9.   See also LeCroy v. State, 641 So.2d 853 (Fla.1994).

10.   Faretta v. California, 422 U.S. 806, 95 S.Ct. 2525, 45 L.Ed.2d 562 (1975).

11.   Claims (4) through (18) are procedurally barred for the following reasons:  (4) This claim could and should have been raised on direct appeal;  (5) this claim could and should have been raised on direct appeal;  (6) this claim could and should have been raised on direct appeal;  (7) this claim could and should have been raised on direct appeal;  (8) the sufficiency of the evidence required to establish this factor was raised and rejected on direct appeal, and no challenge was made to the instruction itself;  (9) this claim could and should have been raised on direct appeal;  (10) this claim was raised and rejected on direct appeal;  (11) this claim could and should have been raised on direct appeal;  to the extent Owen claims ineffectiveness, this claim is without merit since this Court repeatedly has held that the penalty phase instructions do not shift the burden;  (12) this claim is procedurally barred since this Court repeatedly has held that Caldwell errors cannot be raised on collateral review;  (13) this claim could and should have been raised on direct appeal;  (14) the trial court granted Owen an evidentiary hearing on this issue, but Owen chose not to present any evidence on it;  (15) this claim could and should have been raised on direct appeal;  (16) this claim was raised and rejected on direct appeal, and the Court repeatedly has rejected this claim;  (17) this claim could and should have been raised on direct appeal;  to the extent Owen claims ineffectiveness, this claim is without merit since trial counsel objected to admission of the videotape;  (18) this claim is procedurally barred per case law.


WELLS, C.J., and SHAW, HARDING, PARIENTE, LEWIS and QUINCE, JJ., concur. ANSTEAD, J., concurs in result only.

Was this helpful?

Thank you. Your response has been sent.

Welcome to FindLaw's Cases & Codes

A free source of state and federal court opinions, state laws, and the United States Code. For more information about the legal concepts addressed by these cases and statutes visit FindLaw's Learn About the Law.

Go to Learn About the Law
OWEN v. STATE (2000)

Docket No: No. SC92144.

Decided: September 21, 2000

Court: Supreme Court of Florida.

Get a profile on the #1 online legal directory

Harness the power of our directory with your own profile. Select the button below to sign up.

Sign up

Learn About the Law

Get help with your legal needs

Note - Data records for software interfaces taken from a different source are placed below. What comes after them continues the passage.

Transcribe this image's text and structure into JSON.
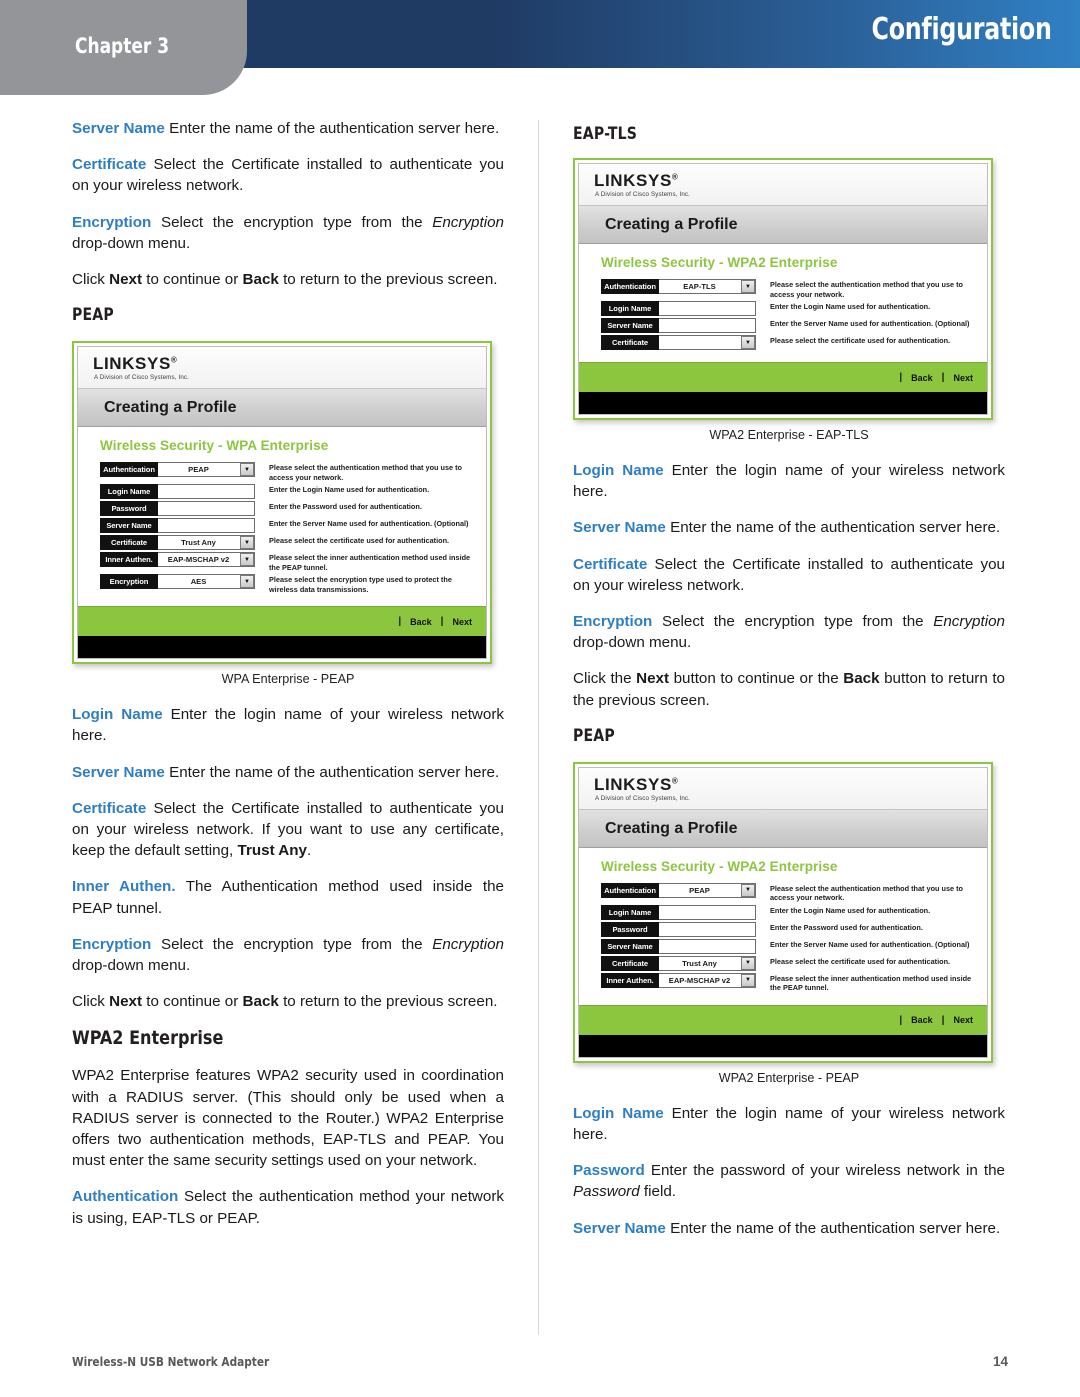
{
  "header": {
    "chapter": "Chapter 3",
    "title": "Configuration"
  },
  "footer": {
    "product": "Wireless-N USB Network Adapter",
    "page_number": "14"
  },
  "colors": {
    "accent_blue": "#2e7ec4",
    "header_navy": "#1f3a63",
    "header_blue": "#3080c4",
    "chapter_gray": "#939598",
    "linksys_green": "#8cc63e"
  },
  "left_column": {
    "para_server_name": {
      "term": "Server Name",
      "text": " Enter the name of the authentication server here."
    },
    "para_certificate": {
      "term": "Certificate",
      "text": "  Select the Certificate installed to authenticate you on your wireless network."
    },
    "para_encryption": {
      "term": "Encryption",
      "text_a": " Select the encryption type from the ",
      "italic": "Encryption",
      "text_b": " drop-down menu."
    },
    "para_click": {
      "a": "Click ",
      "bold1": "Next",
      "b": " to continue or ",
      "bold2": "Back",
      "c": " to return to the previous screen."
    },
    "heading_peap": "PEAP",
    "figure_caption": "WPA Enterprise - PEAP",
    "para_login_name": {
      "term": "Login Name",
      "text": " Enter the login name of your wireless network here."
    },
    "para_server_name2": {
      "term": "Server Name",
      "text": " Enter the name of the authentication server here."
    },
    "para_certificate2": {
      "term": "Certificate",
      "text_a": "  Select the Certificate installed to authenticate you on your wireless network.  If you want to use any certificate, keep the default setting, ",
      "bold": "Trust Any",
      "text_b": "."
    },
    "para_inner_authen": {
      "term": "Inner Authen.",
      "text": " The Authentication method used inside the PEAP tunnel."
    },
    "para_encryption2": {
      "term": "Encryption",
      "text_a": " Select the encryption type from the ",
      "italic": "Encryption",
      "text_b": " drop-down menu."
    },
    "para_click2": {
      "a": "Click ",
      "bold1": "Next",
      "b": " to continue or ",
      "bold2": "Back",
      "c": " to return to the previous screen."
    },
    "heading_wpa2": "WPA2 Enterprise",
    "para_wpa2_intro": "WPA2 Enterprise features WPA2 security used in coordination with a RADIUS server. (This should only be used when a RADIUS server is connected to the Router.) WPA2 Enterprise offers two authentication methods, EAP-TLS and PEAP. You must enter the same security settings used on your network.",
    "para_authentication": {
      "term": "Authentication",
      "text": "  Select the authentication method your network is using, EAP-TLS or PEAP."
    }
  },
  "right_column": {
    "heading_eaptls": "EAP-TLS",
    "figure_caption_eaptls": "WPA2 Enterprise - EAP-TLS",
    "para_login_name": {
      "term": "Login Name",
      "text": " Enter the login name of your wireless network here."
    },
    "para_server_name": {
      "term": "Server Name",
      "text": " Enter the name of the authentication server here."
    },
    "para_certificate": {
      "term": "Certificate",
      "text": "  Select the Certificate installed to authenticate you on your wireless network."
    },
    "para_encryption": {
      "term": "Encryption",
      "text_a": " Select the encryption type from the ",
      "italic": "Encryption",
      "text_b": " drop-down menu."
    },
    "para_click": {
      "a": "Click the ",
      "bold1": "Next",
      "b": " button to continue or the ",
      "bold2": "Back",
      "c": " button to return to the previous screen."
    },
    "heading_peap": "PEAP",
    "figure_caption_peap": "WPA2 Enterprise - PEAP",
    "para_login_name2": {
      "term": "Login Name",
      "text": " Enter the login name of your wireless network here."
    },
    "para_password": {
      "term": "Password",
      "text_a": "  Enter the password of your wireless network in the ",
      "italic": "Password",
      "text_b": " field."
    },
    "para_server_name2": {
      "term": "Server Name",
      "text": " Enter the name of the authentication server here."
    }
  },
  "screenshots": {
    "wpa_peap": {
      "logo": "LINKSYS",
      "logo_reg": "®",
      "logo_sub": "A Division of Cisco Systems, Inc.",
      "window_title": "Creating a Profile",
      "section_heading": "Wireless Security - WPA Enterprise",
      "rows": [
        {
          "label": "Authentication",
          "value": "PEAP",
          "dropdown": true,
          "desc": "Please select the authentication method that you use to access your network."
        },
        {
          "label": "Login Name",
          "value": "",
          "dropdown": false,
          "desc": "Enter the Login Name used for authentication."
        },
        {
          "label": "Password",
          "value": "",
          "dropdown": false,
          "desc": "Enter the Password used for authentication."
        },
        {
          "label": "Server Name",
          "value": "",
          "dropdown": false,
          "desc": "Enter the Server Name used for authentication. (Optional)"
        },
        {
          "label": "Certificate",
          "value": "Trust Any",
          "dropdown": true,
          "desc": "Please select the certificate used for authentication."
        },
        {
          "label": "Inner Authen.",
          "value": "EAP-MSCHAP v2",
          "dropdown": true,
          "desc": "Please select the inner authentication method used inside the PEAP tunnel."
        },
        {
          "label": "Encryption",
          "value": "AES",
          "dropdown": true,
          "desc": "Please select the encryption type used to protect the wireless data transmissions."
        }
      ],
      "back_label": "Back",
      "next_label": "Next"
    },
    "wpa2_eaptls": {
      "logo": "LINKSYS",
      "logo_reg": "®",
      "logo_sub": "A Division of Cisco Systems, Inc.",
      "window_title": "Creating a Profile",
      "section_heading": "Wireless Security - WPA2 Enterprise",
      "rows": [
        {
          "label": "Authentication",
          "value": "EAP-TLS",
          "dropdown": true,
          "desc": "Please select the authentication method that you use to access your network."
        },
        {
          "label": "Login Name",
          "value": "",
          "dropdown": false,
          "desc": "Enter the Login Name used for authentication."
        },
        {
          "label": "Server Name",
          "value": "",
          "dropdown": false,
          "desc": "Enter the Server Name used for authentication. (Optional)"
        },
        {
          "label": "Certificate",
          "value": "",
          "dropdown": true,
          "desc": "Please select the certificate used for authentication."
        }
      ],
      "back_label": "Back",
      "next_label": "Next"
    },
    "wpa2_peap": {
      "logo": "LINKSYS",
      "logo_reg": "®",
      "logo_sub": "A Division of Cisco Systems, Inc.",
      "window_title": "Creating a Profile",
      "section_heading": "Wireless Security - WPA2 Enterprise",
      "rows": [
        {
          "label": "Authentication",
          "value": "PEAP",
          "dropdown": true,
          "desc": "Please select the authentication method that you use to access your network."
        },
        {
          "label": "Login Name",
          "value": "",
          "dropdown": false,
          "desc": "Enter the Login Name used for authentication."
        },
        {
          "label": "Password",
          "value": "",
          "dropdown": false,
          "desc": "Enter the Password used for authentication."
        },
        {
          "label": "Server Name",
          "value": "",
          "dropdown": false,
          "desc": "Enter the Server Name used for authentication. (Optional)"
        },
        {
          "label": "Certificate",
          "value": "Trust Any",
          "dropdown": true,
          "desc": "Please select the certificate used for authentication."
        },
        {
          "label": "Inner Authen.",
          "value": "EAP-MSCHAP v2",
          "dropdown": true,
          "desc": "Please select the inner authentication method used inside the PEAP tunnel."
        }
      ],
      "back_label": "Back",
      "next_label": "Next"
    }
  }
}
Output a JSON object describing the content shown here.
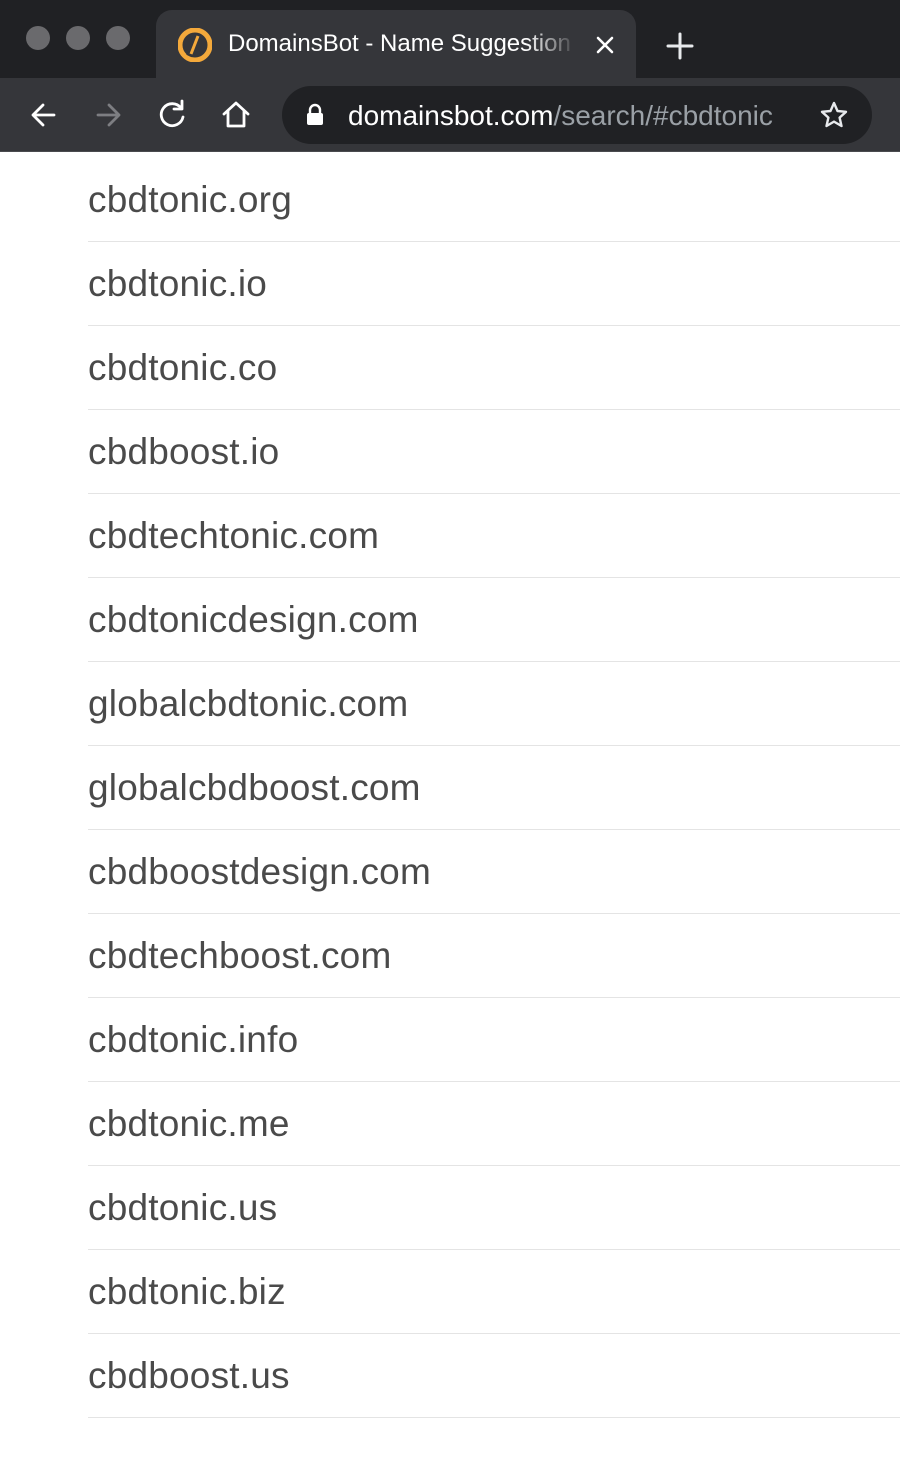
{
  "window": {
    "controls": [
      "close",
      "minimize",
      "zoom"
    ]
  },
  "tab": {
    "title": "DomainsBot - Name Suggestion",
    "favicon": "domainsbot-logo-icon",
    "favicon_color": "#f4a93b"
  },
  "toolbar": {
    "url_host": "domainsbot.com",
    "url_path": "/search/#cbdtonic",
    "icons": [
      "back-arrow-icon",
      "forward-arrow-icon",
      "reload-icon",
      "home-icon",
      "lock-icon",
      "star-icon"
    ]
  },
  "domains": [
    "cbdtonic.org",
    "cbdtonic.io",
    "cbdtonic.co",
    "cbdboost.io",
    "cbdtechtonic.com",
    "cbdtonicdesign.com",
    "globalcbdtonic.com",
    "globalcbdboost.com",
    "cbdboostdesign.com",
    "cbdtechboost.com",
    "cbdtonic.info",
    "cbdtonic.me",
    "cbdtonic.us",
    "cbdtonic.biz",
    "cbdboost.us"
  ],
  "colors": {
    "chrome_dark": "#202124",
    "chrome_tab": "#35363a",
    "text_domain": "#4a4a4a",
    "divider": "#e4e4e4"
  }
}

FindLaw’s Learn About the Law features thousands of informational articles to help you understand your options. And if you’re ready to hire an attorney, find one in your area who can help.

Learn more about the law
Copied to clipboard